Moreover, LLM-based generative AI chatbots such as ChatGPT and BardAI are simply auto-complete on steroids that have been trained on a vast amount of data. While they are really good (and continually getting better) at predicting what the next word is going to be and extrapolating it to generate extensive literature, it lacks contextual understanding.

Consequently, the algorithms struggle with nuances such as sarcasm, irony, satire, analogies, etc. This also leads to the propensity to “hallucinate” and generate responses even if those are factually and logically incorrect.

Additionally, with the widespread adoption of LLMs and other forms of generative AI, a massive amount of content will be ingested and regurgitated as canned responses echoed in infinite permutations and combinations.

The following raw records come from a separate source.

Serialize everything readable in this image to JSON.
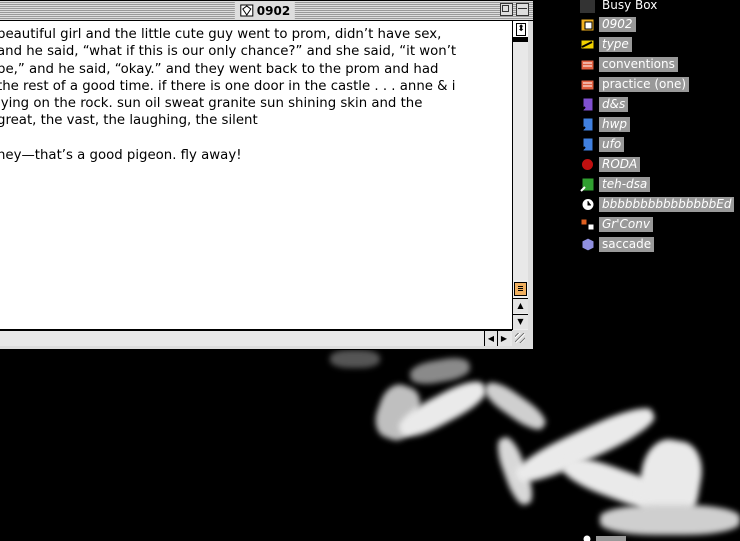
{
  "window": {
    "title": "0902",
    "text_lines": [
      "beautiful girl and the little cute guy went to prom, didn’t have sex,",
      "and he said, “what if this is our only chance?” and she said, “it won’t",
      "be,” and he said, “okay.” and they went back to the prom and had",
      "the rest of a good time. if there is one door in the castle . . . anne & i",
      "lying on the rock. sun oil sweat granite sun shining skin and the",
      "great, the vast, the laughing, the silent"
    ],
    "last_line": "hey—that’s a good pigeon. fly away!"
  },
  "desktop": {
    "items": [
      {
        "label": "Busy Box",
        "icon": "busy-box-icon",
        "italic": false
      },
      {
        "label": "0902",
        "icon": "folder-document-icon",
        "italic": true
      },
      {
        "label": "type",
        "icon": "pencil-alias-icon",
        "italic": true
      },
      {
        "label": "conventions",
        "icon": "book-icon",
        "italic": false
      },
      {
        "label": "practice (one)",
        "icon": "book-icon",
        "italic": false
      },
      {
        "label": "d&s",
        "icon": "app-alias-icon",
        "italic": true
      },
      {
        "label": "hwp",
        "icon": "app-alias-icon",
        "italic": true
      },
      {
        "label": "ufo",
        "icon": "app-alias-icon",
        "italic": true
      },
      {
        "label": "RODA",
        "icon": "red-sphere-icon",
        "italic": true
      },
      {
        "label": "teh-dsa",
        "icon": "green-alias-icon",
        "italic": true
      },
      {
        "label": "bbbbbbbbbbbbbbbEd",
        "icon": "clock-alias-icon",
        "italic": true
      },
      {
        "label": "Gr'Conv",
        "icon": "converter-icon",
        "italic": true
      },
      {
        "label": "saccade",
        "icon": "cube-icon",
        "italic": false
      }
    ]
  },
  "colors": {
    "desktop_bg": "#000000",
    "label_bg": "#999999",
    "scroll_thumb": "#f0b060"
  }
}
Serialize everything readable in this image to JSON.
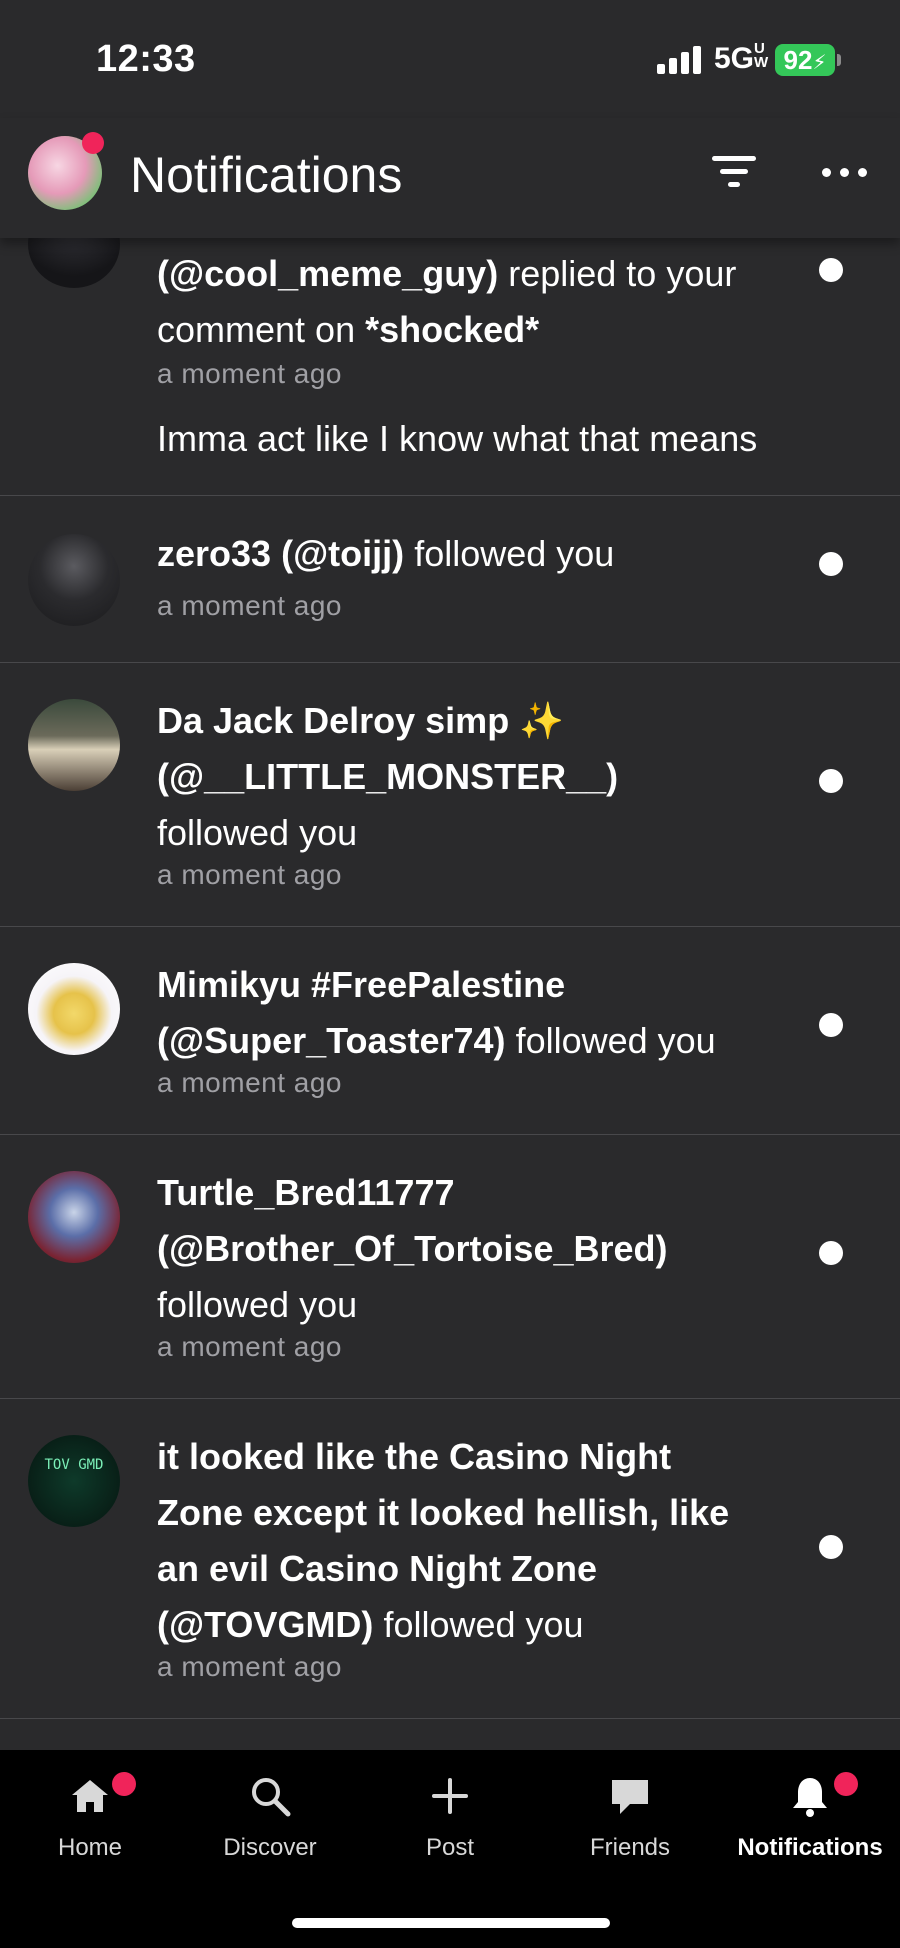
{
  "status_bar": {
    "time": "12:33",
    "network": "5G",
    "network_sup": "UW",
    "battery": "92"
  },
  "header": {
    "title": "Notifications"
  },
  "notifications": [
    {
      "name_handle": "(@cool_meme_guy)",
      "action": "replied to your comment on",
      "target": "*shocked*",
      "time": "a moment ago",
      "reply": "Imma act like I know what that means"
    },
    {
      "name": "zero33",
      "handle": "(@toijj)",
      "action": "followed you",
      "time": "a moment ago"
    },
    {
      "name": "Da Jack Delroy simp ✨",
      "handle": "(@__LITTLE_MONSTER__)",
      "action": "followed you",
      "time": "a moment ago"
    },
    {
      "name": "Mimikyu #FreePalestine",
      "handle": "(@Super_Toaster74)",
      "action": "followed you",
      "time": "a moment ago"
    },
    {
      "name": "Turtle_Bred11777",
      "handle": "(@Brother_Of_Tortoise_Bred)",
      "action": "followed you",
      "time": "a moment ago"
    },
    {
      "name_lines": [
        "it looked like the Casino Night",
        "Zone except it looked hellish, like",
        "an evil Casino Night Zone"
      ],
      "handle": "(@TOVGMD)",
      "action": "followed you",
      "time": "a moment ago",
      "avatar_text": "TOV GMD"
    }
  ],
  "tabs": [
    {
      "label": "Home",
      "icon": "home-icon",
      "badge": true
    },
    {
      "label": "Discover",
      "icon": "search-icon",
      "badge": false
    },
    {
      "label": "Post",
      "icon": "plus-icon",
      "badge": false
    },
    {
      "label": "Friends",
      "icon": "chat-bubble-icon",
      "badge": false
    },
    {
      "label": "Notifications",
      "icon": "bell-icon",
      "badge": true,
      "active": true
    }
  ],
  "colors": {
    "background": "#2a2a2c",
    "badge": "#f0245a",
    "battery": "#34c759",
    "muted": "#a0a0a5"
  }
}
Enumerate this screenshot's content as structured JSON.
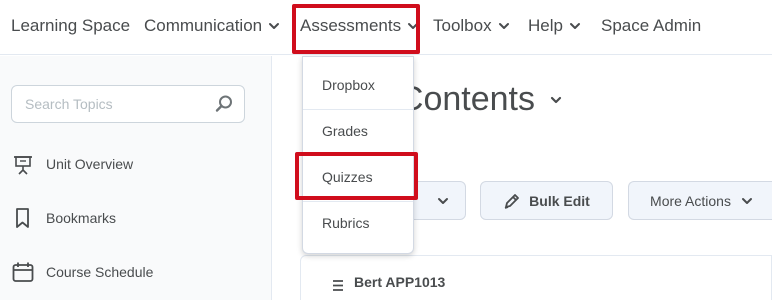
{
  "topnav": {
    "items": [
      {
        "label": "Learning Space",
        "has_menu": false
      },
      {
        "label": "Communication",
        "has_menu": true
      },
      {
        "label": "Assessments",
        "has_menu": true
      },
      {
        "label": "Toolbox",
        "has_menu": true
      },
      {
        "label": "Help",
        "has_menu": true
      },
      {
        "label": "Space Admin",
        "has_menu": false
      }
    ],
    "active_menu": "Assessments"
  },
  "assessments_menu": {
    "items": [
      {
        "label": "Dropbox"
      },
      {
        "label": "Grades"
      },
      {
        "label": "Quizzes"
      },
      {
        "label": "Rubrics"
      }
    ],
    "highlighted": "Quizzes"
  },
  "sidebar": {
    "search": {
      "placeholder": "Search Topics",
      "value": ""
    },
    "items": [
      {
        "label": "Unit Overview",
        "icon": "presentation-icon"
      },
      {
        "label": "Bookmarks",
        "icon": "bookmark-icon"
      },
      {
        "label": "Course Schedule",
        "icon": "calendar-icon"
      }
    ]
  },
  "main": {
    "title_visible": "f Contents",
    "bulk_edit_label": "Bulk Edit",
    "more_actions_label": "More Actions",
    "unit_label": "Bert APP1013"
  },
  "colors": {
    "highlight": "#d00d1c",
    "text": "#494c4e",
    "button_bg": "#f1f5fb"
  }
}
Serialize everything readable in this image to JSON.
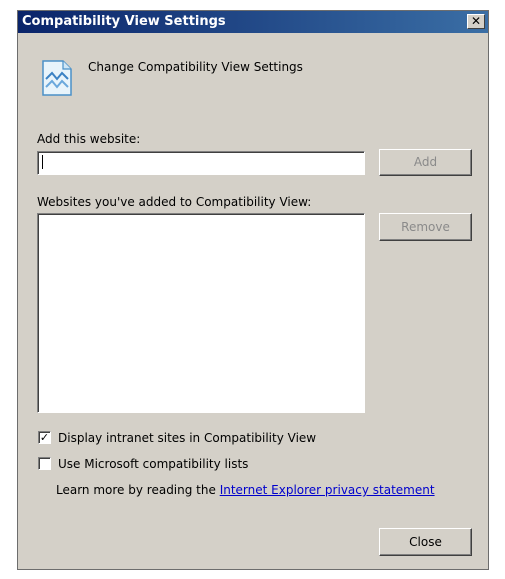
{
  "window": {
    "title": "Compatibility View Settings",
    "close_glyph": "✕"
  },
  "header": {
    "text": "Change Compatibility View Settings",
    "icon": "compatibility-view-icon"
  },
  "add_website": {
    "label": "Add this website:",
    "value": "",
    "add_button": "Add"
  },
  "website_list": {
    "label": "Websites you've added to Compatibility View:",
    "items": [],
    "remove_button": "Remove"
  },
  "options": {
    "intranet": {
      "label": "Display intranet sites in Compatibility View",
      "checked": true,
      "mark": "✓"
    },
    "ms_lists": {
      "label": "Use Microsoft compatibility lists",
      "checked": false
    }
  },
  "learn_more": {
    "prefix": "Learn more by reading the ",
    "link": "Internet Explorer privacy statement"
  },
  "footer": {
    "close_button": "Close"
  }
}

This oversupply could dilute the value and increase demand for qualitatively superior insight and discernment, which (still) requires human intervention.

(Relatively) Safe Havens

Just as we have learned during the dot-com, cryptocurrency, real estate, and numerous other bubbles through the ages, markets can stay irrational longer than investors can stay solvent.

Therefore, even if the next big thing comes along and changes the world (and electricity, automobiles, personal computers, and the Internet really did), it’s the fundamentals that determine whether a business can survive to capitalize on those windfalls.

Hence, it could be wise and safe for investors to stick to big tech mega caps (mentioned earlier in the article), which are involved in providing the infrastructure and computing horsepower required to make the data and power-hungry AI algorithms work.

Moreover, since AI is well-embedded into their business operations and market offerings and AI as a service is (still) a small portion of their revenue, concentration risks can be more easily managed.

Bottom Line

Rather than getting too carried away and stretching a worthwhile and useful innovation to frothy excesses with unrealistic expectations, it could be useful to remember that legendary investor and polymath Charlie Munger doesn’t think that AI is the silver bullet that can solve mankind’s pressing problems all by itself.

Even AAPL co-founder Steve Wozniak, who knows more than a thing or two about technology, agrees with the ‘A’ and not the ‘I’ of Artificial Intelligence.
We hope this discourse will help investors cultivate discernment, discretion, and, if necessary, dissent while investing in this revolutionary technology since those are the ultimate indicators of intelligence.